The Yellow Vest Movement, at times an insurrection, will be a marker in the history of France. There are only three ways a leaderless, spontaneous, grassroots revolt could have ended up:

  1. Violent confrontation, blood and chaos, with its share of tears and gritting of teeth, for in a battle between the rabble and the organized state, the state’s machine of repression always wins.
  2. A charismatic leader steps forward, galvanizes the movement and manages to impose its political will on the system, stopping its normal functioning, forcing elections, creating political and economic instability for a prolonged period.
  3. The movement fizzles out, leaving in its wake massive demoralization and a total lack of confidence in the system and its actors; Like a volcano leaves its trail of destruction, hot ambers remain with the occasional after-shocks. Nothing gets done.
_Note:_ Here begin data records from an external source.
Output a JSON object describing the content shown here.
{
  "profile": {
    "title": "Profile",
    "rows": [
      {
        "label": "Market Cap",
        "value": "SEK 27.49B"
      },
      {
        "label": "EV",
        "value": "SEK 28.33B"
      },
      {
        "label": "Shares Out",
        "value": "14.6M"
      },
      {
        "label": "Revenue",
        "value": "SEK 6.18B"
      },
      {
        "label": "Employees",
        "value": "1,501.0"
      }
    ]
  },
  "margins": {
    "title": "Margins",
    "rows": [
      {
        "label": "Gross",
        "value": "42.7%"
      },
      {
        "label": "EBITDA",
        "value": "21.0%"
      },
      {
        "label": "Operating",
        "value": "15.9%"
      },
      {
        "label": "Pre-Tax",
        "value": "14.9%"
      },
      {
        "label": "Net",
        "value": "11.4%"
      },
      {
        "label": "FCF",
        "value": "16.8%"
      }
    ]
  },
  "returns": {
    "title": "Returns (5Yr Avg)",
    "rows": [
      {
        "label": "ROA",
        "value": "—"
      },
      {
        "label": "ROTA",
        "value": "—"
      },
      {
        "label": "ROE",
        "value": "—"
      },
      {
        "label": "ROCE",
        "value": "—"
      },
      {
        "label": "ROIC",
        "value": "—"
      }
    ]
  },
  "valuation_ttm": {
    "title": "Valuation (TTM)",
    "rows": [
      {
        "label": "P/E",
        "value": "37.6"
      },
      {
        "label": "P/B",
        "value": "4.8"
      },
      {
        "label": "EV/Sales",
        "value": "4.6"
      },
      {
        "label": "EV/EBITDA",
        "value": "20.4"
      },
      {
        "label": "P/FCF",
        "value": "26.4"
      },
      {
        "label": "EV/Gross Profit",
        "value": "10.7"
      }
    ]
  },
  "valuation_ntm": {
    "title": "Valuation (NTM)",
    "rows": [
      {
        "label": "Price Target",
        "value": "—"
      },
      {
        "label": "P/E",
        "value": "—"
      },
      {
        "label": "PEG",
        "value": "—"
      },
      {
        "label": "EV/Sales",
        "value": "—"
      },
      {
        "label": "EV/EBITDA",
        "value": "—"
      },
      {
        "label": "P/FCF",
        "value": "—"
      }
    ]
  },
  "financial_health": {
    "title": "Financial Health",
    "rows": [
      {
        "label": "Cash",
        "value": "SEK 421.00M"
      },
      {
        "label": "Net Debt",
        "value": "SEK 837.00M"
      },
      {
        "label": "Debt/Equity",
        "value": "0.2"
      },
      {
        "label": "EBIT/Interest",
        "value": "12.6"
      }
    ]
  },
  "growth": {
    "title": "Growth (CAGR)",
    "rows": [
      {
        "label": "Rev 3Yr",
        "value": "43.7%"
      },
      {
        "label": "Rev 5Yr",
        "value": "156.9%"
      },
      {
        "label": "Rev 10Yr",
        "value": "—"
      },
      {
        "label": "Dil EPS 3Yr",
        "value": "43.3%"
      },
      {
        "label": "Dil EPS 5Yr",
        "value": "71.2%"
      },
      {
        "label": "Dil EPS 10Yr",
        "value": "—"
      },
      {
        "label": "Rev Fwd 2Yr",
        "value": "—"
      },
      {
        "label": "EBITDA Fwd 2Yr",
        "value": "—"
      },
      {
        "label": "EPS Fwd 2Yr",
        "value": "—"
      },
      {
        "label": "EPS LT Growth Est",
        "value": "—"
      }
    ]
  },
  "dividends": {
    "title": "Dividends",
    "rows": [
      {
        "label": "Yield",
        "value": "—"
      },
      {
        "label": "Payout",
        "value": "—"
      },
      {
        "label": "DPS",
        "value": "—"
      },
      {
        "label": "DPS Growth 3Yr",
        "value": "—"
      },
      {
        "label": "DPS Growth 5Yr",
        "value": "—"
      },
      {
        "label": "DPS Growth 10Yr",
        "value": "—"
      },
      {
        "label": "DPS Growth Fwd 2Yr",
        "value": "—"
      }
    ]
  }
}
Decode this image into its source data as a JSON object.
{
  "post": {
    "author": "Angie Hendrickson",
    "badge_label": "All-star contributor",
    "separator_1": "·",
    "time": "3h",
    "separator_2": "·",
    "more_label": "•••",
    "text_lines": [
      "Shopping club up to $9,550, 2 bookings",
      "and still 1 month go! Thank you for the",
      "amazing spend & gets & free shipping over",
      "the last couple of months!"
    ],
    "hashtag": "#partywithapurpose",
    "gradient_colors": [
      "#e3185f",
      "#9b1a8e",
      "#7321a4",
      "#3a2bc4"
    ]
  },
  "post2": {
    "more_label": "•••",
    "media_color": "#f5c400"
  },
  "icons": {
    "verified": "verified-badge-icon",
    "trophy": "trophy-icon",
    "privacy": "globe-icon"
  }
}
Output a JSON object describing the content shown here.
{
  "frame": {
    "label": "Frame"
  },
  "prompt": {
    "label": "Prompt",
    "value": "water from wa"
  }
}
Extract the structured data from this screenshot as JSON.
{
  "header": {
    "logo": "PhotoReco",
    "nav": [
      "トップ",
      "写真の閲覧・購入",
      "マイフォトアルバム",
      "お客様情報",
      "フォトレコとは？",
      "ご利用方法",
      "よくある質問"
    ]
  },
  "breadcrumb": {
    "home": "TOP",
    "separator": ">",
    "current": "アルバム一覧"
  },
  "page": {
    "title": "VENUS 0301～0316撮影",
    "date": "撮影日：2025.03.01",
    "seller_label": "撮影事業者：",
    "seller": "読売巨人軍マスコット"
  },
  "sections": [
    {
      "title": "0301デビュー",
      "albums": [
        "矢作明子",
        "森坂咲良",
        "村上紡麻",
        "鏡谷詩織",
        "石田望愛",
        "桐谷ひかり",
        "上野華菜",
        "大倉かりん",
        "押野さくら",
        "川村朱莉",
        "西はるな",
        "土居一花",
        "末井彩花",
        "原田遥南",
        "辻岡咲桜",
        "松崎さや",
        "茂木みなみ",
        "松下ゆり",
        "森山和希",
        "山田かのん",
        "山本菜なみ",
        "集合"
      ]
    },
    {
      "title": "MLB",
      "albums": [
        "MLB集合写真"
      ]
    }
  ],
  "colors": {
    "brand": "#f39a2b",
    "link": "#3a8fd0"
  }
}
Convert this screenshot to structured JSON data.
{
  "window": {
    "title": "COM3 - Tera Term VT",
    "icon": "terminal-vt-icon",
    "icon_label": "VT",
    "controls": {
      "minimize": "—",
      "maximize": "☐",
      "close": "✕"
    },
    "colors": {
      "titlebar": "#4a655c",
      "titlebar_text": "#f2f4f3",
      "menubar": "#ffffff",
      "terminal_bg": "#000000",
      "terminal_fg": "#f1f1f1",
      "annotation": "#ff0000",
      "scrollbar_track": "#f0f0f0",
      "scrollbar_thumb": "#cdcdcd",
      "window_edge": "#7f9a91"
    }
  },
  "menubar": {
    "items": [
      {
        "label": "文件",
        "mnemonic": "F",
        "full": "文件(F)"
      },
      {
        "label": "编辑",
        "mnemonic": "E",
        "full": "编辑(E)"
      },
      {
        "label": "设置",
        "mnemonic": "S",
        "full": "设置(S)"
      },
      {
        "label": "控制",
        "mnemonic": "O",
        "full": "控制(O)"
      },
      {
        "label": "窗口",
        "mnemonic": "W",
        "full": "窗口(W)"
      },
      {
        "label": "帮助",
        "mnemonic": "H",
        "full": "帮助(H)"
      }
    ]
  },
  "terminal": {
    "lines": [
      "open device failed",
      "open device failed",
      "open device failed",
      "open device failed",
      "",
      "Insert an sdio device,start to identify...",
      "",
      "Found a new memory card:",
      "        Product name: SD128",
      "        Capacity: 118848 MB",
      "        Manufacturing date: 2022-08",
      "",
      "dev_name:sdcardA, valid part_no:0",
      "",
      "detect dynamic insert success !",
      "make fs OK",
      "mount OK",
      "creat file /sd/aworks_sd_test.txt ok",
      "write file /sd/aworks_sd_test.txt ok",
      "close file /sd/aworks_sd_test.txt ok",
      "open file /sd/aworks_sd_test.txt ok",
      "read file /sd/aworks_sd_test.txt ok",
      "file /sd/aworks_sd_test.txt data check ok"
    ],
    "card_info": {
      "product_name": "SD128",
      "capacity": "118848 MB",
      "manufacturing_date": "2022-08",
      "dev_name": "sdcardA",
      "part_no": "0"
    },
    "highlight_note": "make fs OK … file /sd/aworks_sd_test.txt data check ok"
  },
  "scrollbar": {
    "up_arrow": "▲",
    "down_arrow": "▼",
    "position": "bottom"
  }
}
It seems the French Yellow Vest movement is now in the third option, but that does not mean President Emmanuel Macron can go on with business as usual.

It could peter-out, or it could get a whole lot bigger

Paris Rioting hit mainly the chic districts, targetting the symbols of wealth and the 1%: 5-star-hotels, luxury cars, banks, jewelry stores…

After two weeks of Yellow Vest protests, government insults and deaf ears, President Emmanuel Macron is scrambling for answers but unwilling to compromise. There is a no-confidence vote is in the making, the left and right oppositions are calling for new legislative elections and an already weakened economy is teetering. This leaderless, grassroots movement by mainly angry, lower and middle income white French families, may still peter-out, and then again, as I wrote on November 22, in ‘France’s Deplorables Explained’ (Click here), it may not.